By Sarah N. Lynch
WASHINGTON (Reuters) – Hate crimes surged by 11.6% in 2021 from 2020, with the most frequent ones fueled by racial, ethnic and ancestral bias, the FBI said on Monday.
The release on Monday of the FBI’s new analysis marks the first time the bureau has been able to confidently report on national trends in hate crimes since it transitioned to a new data collection system.
Uniform crime data released by the FBI in October 2022 contained gaps, with only 52% of U.S. law enforcement agencies reporting a full 12 months of 2021 information.
For its supplemental report, FBI officials said they were able to retroactively include crime data from some of the country’s largest cities that had not yet made the switch to the new reporting format.
That meant that some large cities such as Los Angeles and New York City are now included in its hate crime report, which compares trends between 2020 and 2021. Meanwhile, Chicago was able to provide two quarters worth of data for the report.
FBI officials said they typically track the 130 most populous cities across 16 states to identify statistically significant trends.
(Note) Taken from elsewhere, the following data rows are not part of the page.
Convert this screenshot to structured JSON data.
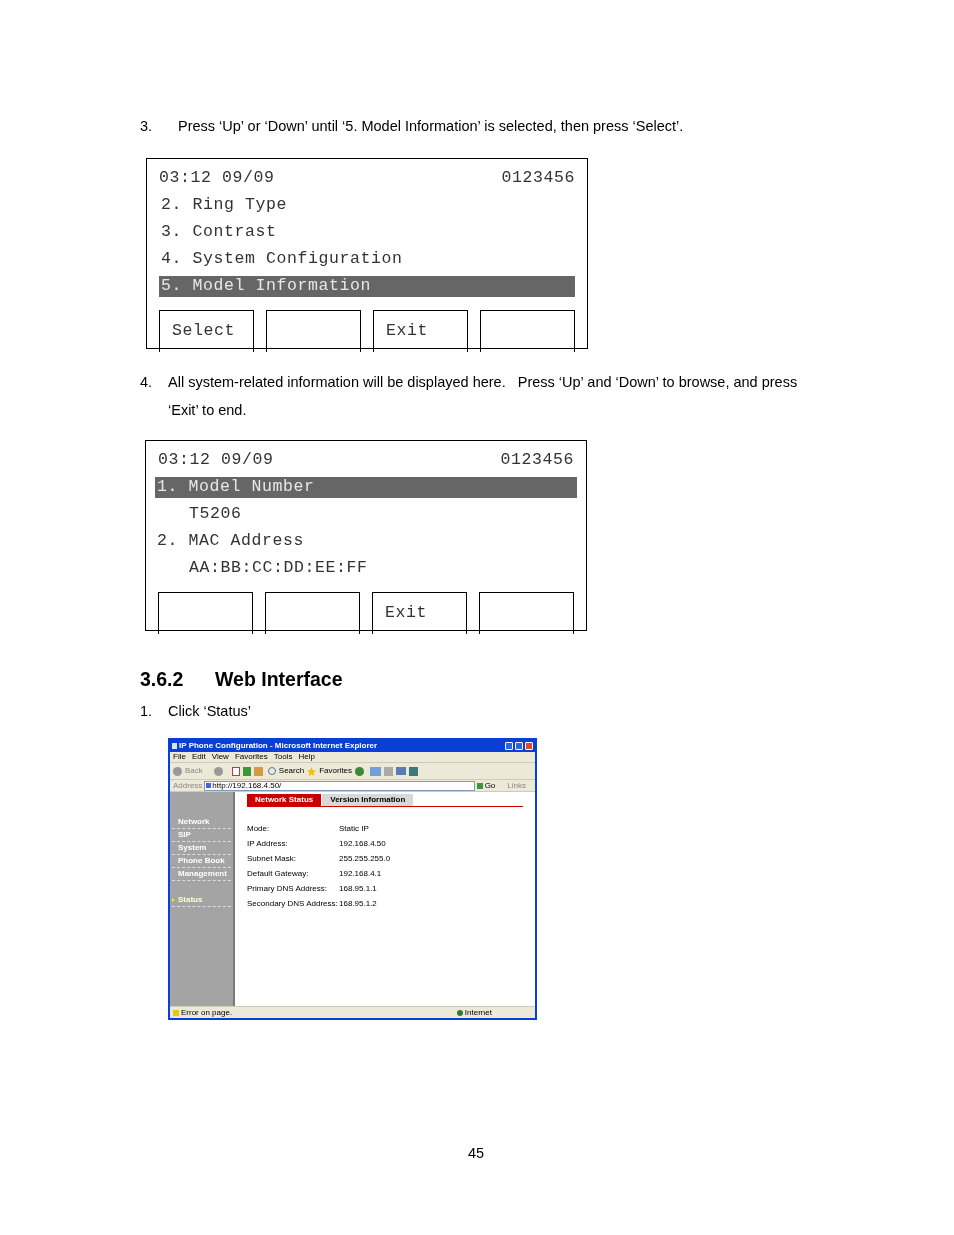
{
  "steps": [
    {
      "number": "3.",
      "text": "Press ‘Up’ or ‘Down’ until ‘5. Model Information’ is selected, then press ‘Select’."
    }
  ],
  "screen_1": {
    "time": "03:12 09/09",
    "number": "0123456",
    "rows": [
      {
        "kind": "item",
        "text": "2. Ring Type",
        "selected": false
      },
      {
        "kind": "item",
        "text": "3. Contrast",
        "selected": false
      },
      {
        "kind": "item",
        "text": "4. System Configuration",
        "selected": false
      },
      {
        "kind": "item",
        "text": "5. Model Information",
        "selected": true
      }
    ],
    "softkeys": [
      {
        "kind": "labeled",
        "label": "Select"
      },
      {
        "kind": "blank"
      },
      {
        "kind": "labeled",
        "label": "Exit"
      },
      {
        "kind": "blank"
      }
    ]
  },
  "step_4": {
    "number": "4.",
    "text": "All system-related information will be displayed here.   Press ‘Up’ and ‘Down’ to browse, and press ‘Exit’ to end."
  },
  "screen_2": {
    "time": "03:12 09/09",
    "number": "0123456",
    "rows": [
      {
        "kind": "item",
        "text": "1. Model Number",
        "selected": true
      },
      {
        "kind": "value",
        "text": "T5206",
        "selected": false
      },
      {
        "kind": "item",
        "text": "2. MAC Address",
        "selected": false
      },
      {
        "kind": "value",
        "text": "AA:BB:CC:DD:EE:FF",
        "selected": false
      }
    ],
    "softkeys": [
      {
        "kind": "blank"
      },
      {
        "kind": "blank"
      },
      {
        "kind": "labeled",
        "label": "Exit"
      },
      {
        "kind": "blank"
      }
    ]
  },
  "section": {
    "number": "3.6.2",
    "title": "Web Interface"
  },
  "step_1": {
    "number": "1.",
    "text": "Click ‘Status’"
  },
  "browser": {
    "title": "IP Phone Configuration - Microsoft Internet Explorer",
    "menu": [
      "File",
      "Edit",
      "View",
      "Favorites",
      "Tools",
      "Help"
    ],
    "toolbar": {
      "back": "Back",
      "search": "Search",
      "favorites": "Favorites"
    },
    "address": {
      "label": "Address",
      "url": "http://192.168.4.50/",
      "go": "Go",
      "links": "Links"
    },
    "tabs": [
      {
        "label": "Network Status",
        "selected": true
      },
      {
        "label": "Version Information",
        "selected": false
      }
    ],
    "sidebar": [
      {
        "label": "Network",
        "selected": false
      },
      {
        "label": "SIP",
        "selected": false
      },
      {
        "label": "System",
        "selected": false
      },
      {
        "label": "Phone Book",
        "selected": false
      },
      {
        "label": "Management",
        "selected": false
      },
      {
        "label": "Status",
        "selected": true
      }
    ],
    "fields": [
      {
        "label": "Mode:",
        "value": "Static IP"
      },
      {
        "label": "IP Address:",
        "value": "192.168.4.50"
      },
      {
        "label": "Subnet Mask:",
        "value": "255.255.255.0"
      },
      {
        "label": "Default Gateway:",
        "value": "192.168.4.1"
      },
      {
        "label": "Primary DNS Address:",
        "value": "168.95.1.1"
      },
      {
        "label": "Secondary DNS Address:",
        "value": "168.95.1.2"
      }
    ],
    "status_bar": {
      "message": "Error on page.",
      "zone": "Internet"
    }
  },
  "page_number": "45"
}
Out of the 130 cities, 96 were able to provide the FBI with crime summary data for the new hate crimes report.
Officials said the top five hate crime categories reported for 2021 were anti-Black, anti-white, anti-gay male, anti-Jewish and anti-Asian.
(Reporting by Sarah N. Lynch; Editing by Mark Porter)